Biotechnology is a fast-moving area. No sooner is first generation technology established, than the 'new improved' second generation is bubbling up to take its place. In this kind of scenario, there is frequently a risk of throwing the first-generation baby out with the bath water – bioethanol production being a case in point.
The reputation of 1G bioethanol technology, which uses easily-processed starch from grain-producing crops as the feedstock, started to suffer due to concerns over rising prices for corn fuelled by competition between the food industry and the energy industry. With 2G technology promising to solve this feedstock problem by substituting corn with agrowaste, 1G technology has become increasingly regarded – at least in some media circles – as yesterday's science.
But 1G bioethanol technology still has strengths, not least the fact that the enzymes at the core of the process are much simpler (read cheaper) than those employed in 2G technology. And with the advent of new, multi-product approaches to bioethanol process technology, the kind of difficulties that originally dented the reputation of 1G technology could be circumvented.
Business newspaper Erhvervsbladet reports that such an approach is now being taken by Danish Biofuel Holding A/S, which is planning to build a multi-product bioethanol plant in Grenaa, Jutland, that will annually use 600,000 tons of field corn as the feedstock. The output will comprise 200 million litres of bioethanol, 150,000 tons of protein feed for pig farms and fish farms, and 75,000 tons of fibre that can be used as an additive for baking flour.

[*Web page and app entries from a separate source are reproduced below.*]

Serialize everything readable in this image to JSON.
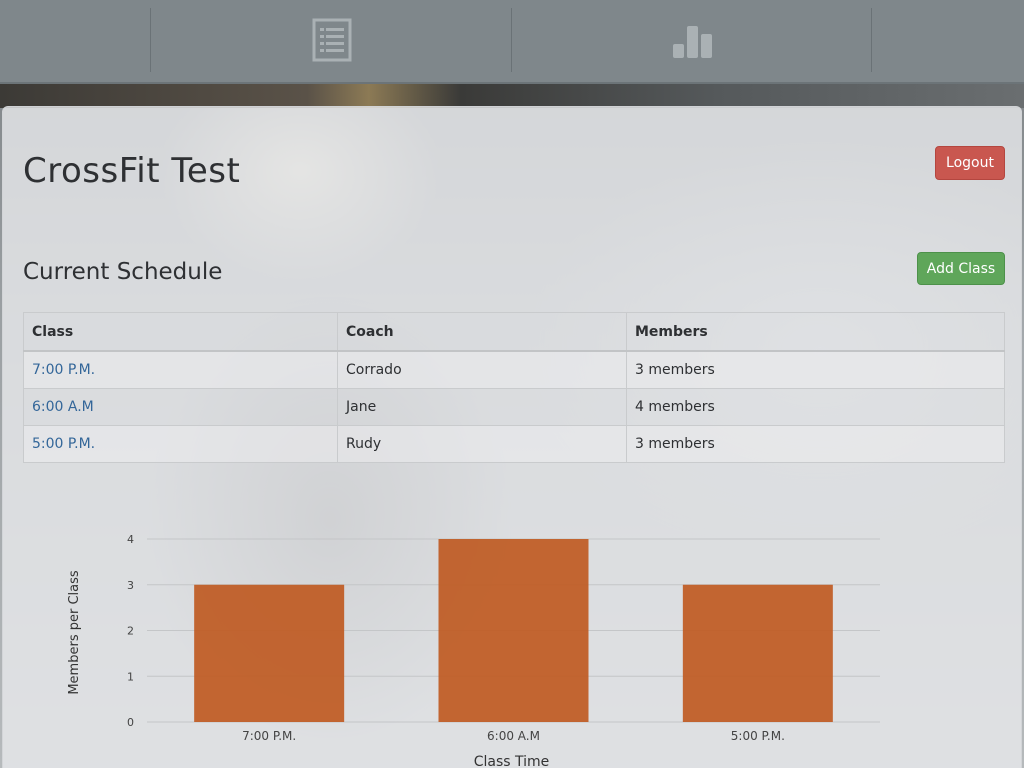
{
  "nav": {
    "items": [
      {
        "icon": "list-icon"
      },
      {
        "icon": "bar-chart-icon"
      }
    ]
  },
  "header": {
    "title": "CrossFit Test",
    "logout_label": "Logout"
  },
  "schedule": {
    "title": "Current Schedule",
    "add_label": "Add Class",
    "columns": [
      "Class",
      "Coach",
      "Members"
    ],
    "rows": [
      {
        "class": "7:00 P.M.",
        "coach": "Corrado",
        "members": "3 members"
      },
      {
        "class": "6:00 A.M",
        "coach": "Jane",
        "members": "4 members"
      },
      {
        "class": "5:00 P.M.",
        "coach": "Rudy",
        "members": "3 members"
      }
    ]
  },
  "colors": {
    "bar": "#bf5a22",
    "logout": "#c9574f",
    "add": "#5fa65a",
    "link": "#336699"
  },
  "chart_data": {
    "type": "bar",
    "categories": [
      "7:00 P.M.",
      "6:00 A.M",
      "5:00 P.M."
    ],
    "values": [
      3,
      4,
      3
    ],
    "xlabel": "Class Time",
    "ylabel": "Members per Class",
    "ylim": [
      0,
      4
    ],
    "yticks": [
      0,
      1,
      2,
      3,
      4
    ],
    "grid": true
  }
}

Danish Biofuel reckons that DKK 560m (USD 104m) of external finance is needed to get the plant built, and it is in contact with investors both in Denmark and abroad. The combined sales total for all the products the plant will produce is estimated to be DKK 1.2bn (USD 223m) at today's prices. The plant is planned to be up and running by 2012, and will create around 35 new jobs in the area.